|Mad about the boy – young Pietre in Utopia 2. Pics: Ch4|
Ch4: July, date and time to be confirmed
Story: How did the Janus project to save humanity begin during 1979’s Winter of Discontent? And, in the present day, what has happened to Jessica, Arby, Ian, Grant and Becky…
NO SOONER has Fargo been put into cold storage than Ch4 has another drama for viewers needing something a little, shall we say, outre…
Utopia‘s first series last year was certainly on the excessive side, with teeth-gnashing violence and a stunningly off-kilter conspiracy tale.
It’s great to see it return with its surreal style, quirky soundtrack (by Cristobal Tapia de Veer) and nightmarish mood.
|Where is Jessica? Locked up…|
Utopia returns with a double-bill
Series two launches as a double-bill over consecutive nights, with the opener being an hour-long
flashback to the origins of the whole mad Janus conspiracy. We see how scientist Philip Carvel (Tom Burke) dreams up a plan with security agent Milner (Game of Throne‘s Rose Leslie) to save the world from overcrowding by secretly sterilising 95 percent of the population.
In the time-honoured tradition of know-it-all scientists from Dr Frankenstein to Dr Strangelove, the best laid plans – ‘We’re creating Utopia’ – go awry as Carvel and Milner’s relationship fractures.
In addition, Carvel fears for his daughter Jessica – yes Jessica Hyde, protagonist of series one – whom Milner is threatening, while also consumed with guilt over his experimentation on his toddler son, Pietre.
|Rose Leslie as deadly agent Milner|
Neil Maskell, Fiona O’Shaughnessy and Adeel Akhtar
With the little monster child, writer Dennis Kelly’s sadistic humour flourishes again. Carvel’s deranged bid to use the boy as a guinea pig for a treatment to inhibit violence turns the lad into a mini-Hannibal Lecter instead.
The opener is a wonderful evocation of that period of 1970s industrial mayhem, political paranoia and conspiracy incontinence. Thrown into the mix are Margaret Thatcher, Airey Neave (played by Tim McInnerny), the IRA, Aldo Moro and much more.
Episode two reunites us with the old gang who became embroiled in the conspiracy last time round – Jessica (Fiona O’Shaughnessy), who’s been held captive by latter-day Milner (Geraldine James), Arby (Neil Maskell), Ian (Nathan Stewart Jarrett), Grant (Oliver Woollford) and Wilson Wilson (Adeel Akhtar). The story rumbles on with news of the Network and its plans for ‘V’ Day…

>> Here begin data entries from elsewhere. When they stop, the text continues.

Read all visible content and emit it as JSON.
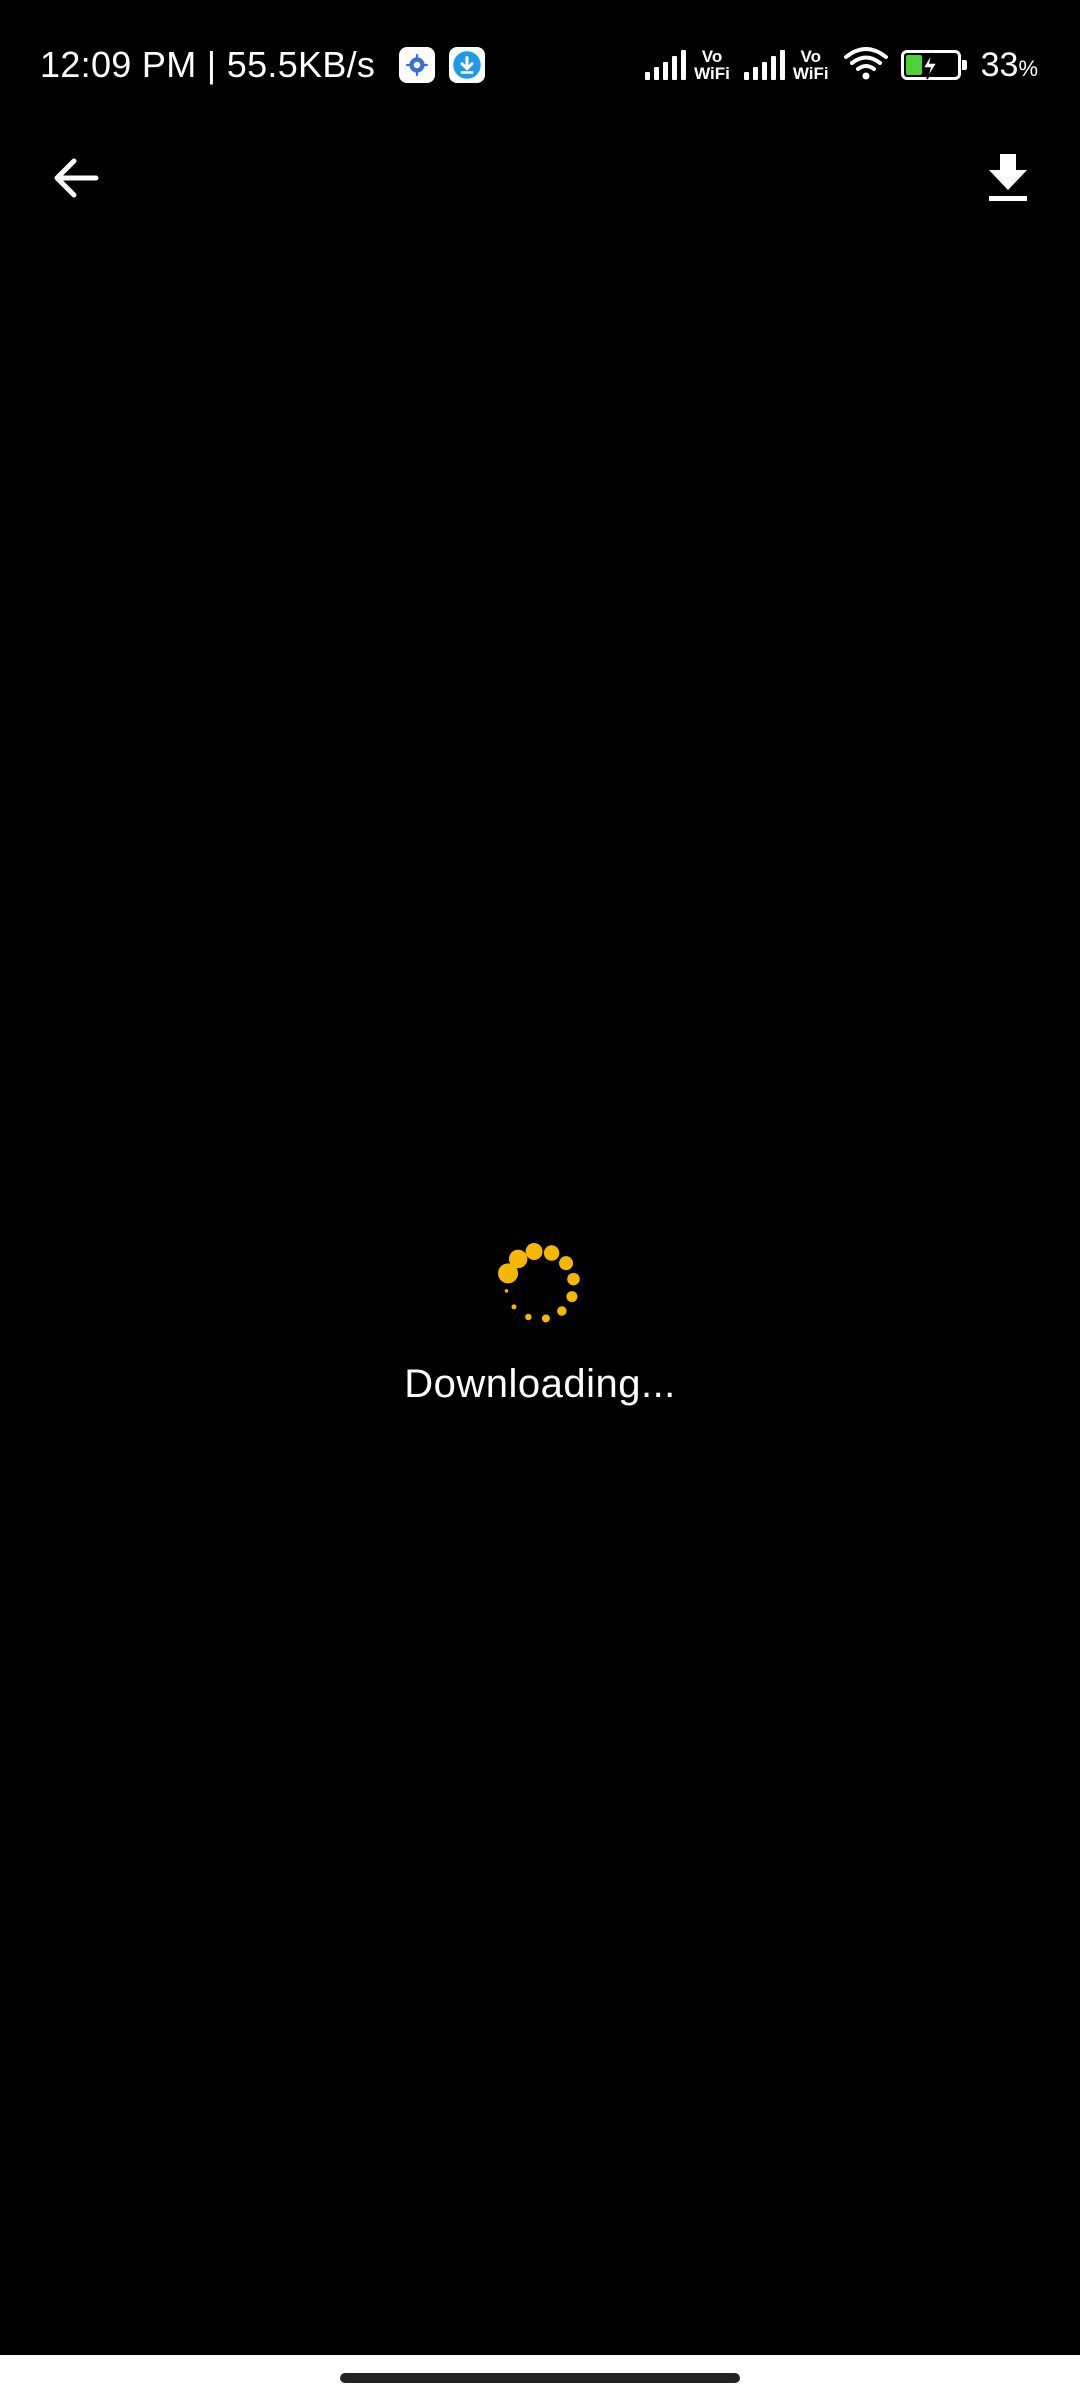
{
  "status_bar": {
    "time_speed": "12:09 PM | 55.5KB/s",
    "notif_icons": [
      "gear-icon",
      "download-circle-icon"
    ],
    "vowifi_top": "Vo",
    "vowifi_bottom": "WiFi",
    "battery_level": 33,
    "battery_number": "33",
    "battery_unit": "%",
    "battery_color": "#4cd137"
  },
  "toolbar": {
    "back_icon": "arrow-left-icon",
    "download_icon": "download-icon"
  },
  "loader": {
    "accent_color": "#f5b800",
    "label": "Downloading..."
  }
}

Without ever trying to make a coherent case about the political shenanigans of the past 35 years, Utopia remains an engrossing and distinctive mashup of paranoia, dark suspicions and black humour. When it comes to conspiracy yarns, the drama is – to borrow the title of the 1979 Madness album – one step beyond.